December is the most difficult month I know of, for the majority of gay men and lesbians. Gay men and women everywhere seem to be in emotional high-gear, feeling more sensitive, more defensive, and more reactive to, well, just about anything and everything. With more holidays looming around the corner, gay men and lesbians everywhere are faced with decision after decision to define, or not define, their life and their family.
The top three gifts you can give yourself are:

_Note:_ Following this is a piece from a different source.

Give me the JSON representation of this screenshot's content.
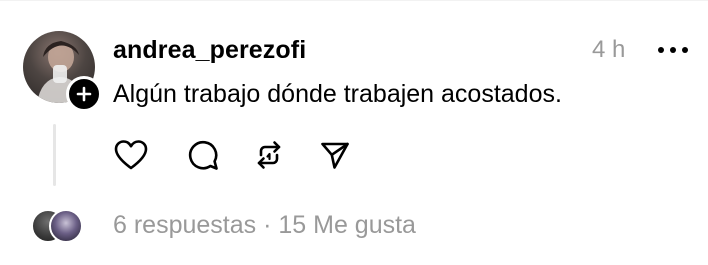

Many gay men and lesbians opt to prioritize the feelings of others over their own feelings. To accept yourself requires that you allow yourself, your feelings, and your life to matter more than your fear of rejection of others, your fears of social disapproval, and most importantly your fears of parental disappointment. Every choice you make that discounts how you feel, what matters to you, and who you are, will chip away at the integrity of your being, one piece at a time. As you make your decisions for the holidays this year - be sure to actually factor in WHAT YOU WANT, HOW YOU FEEL, and WHAT IS TRUE for you. After all, you matter too, you know.
2. LIVE YOUR TRUTH
In order to achieve real intimacy you must be known. To be known, you must be true. BE willing to reveal yourself to the world. (Speaking figuratively, of course - keep your clothes on).
If you present yourself as other than you truly are, then you can expect to experience relationships that are built on that same facade. You can not build a strong foundation on anything less than what is real and true. If you were to build a house, you could not do so on block-shaped foam that is painted to look exactly like concrete blocks. Eventually the foam blocks will falter under the pressure that is placed on them.
All you have to offer is who you are. If you are not that, then your offerings are empty. You must protect your truest self above all else. For, without yourself, you have nothing. When you behave in ways that contradict that in which you believe, your values, morals and principles, you will eventually grow discontented, unhappy, and even shame-filled.
I read on a classroom wall years ago that, "Courage is not the absence of fear, it is doing something despite your fear." This stuck with me. If I could package up courage and hand out gift-bags of it to every gay man and lesbian I know, I would. Most gay men and women I know, who are not comfortable in their lives, are frozen in fear. Fear of rejection. Fear of disapproval. Fear of judgment. Fear of being laughed at or made fun of like they were when they were 9. Fear of losing jobs. Fear of losing friends. Fear of fear of fear of fear. While I do not want to suggest that these fears are unfounded, and in some cases even important and responsible for our safety and well-being; I do want to suggest that we be honest about which fears keep us safe and which fears keep us stuck. The final gift I encourage you to give yourself this holiday season is to allow yourself to live safely courageously.
Take risks - it is the only way we ever grow.
Michele O'Mara, LCSW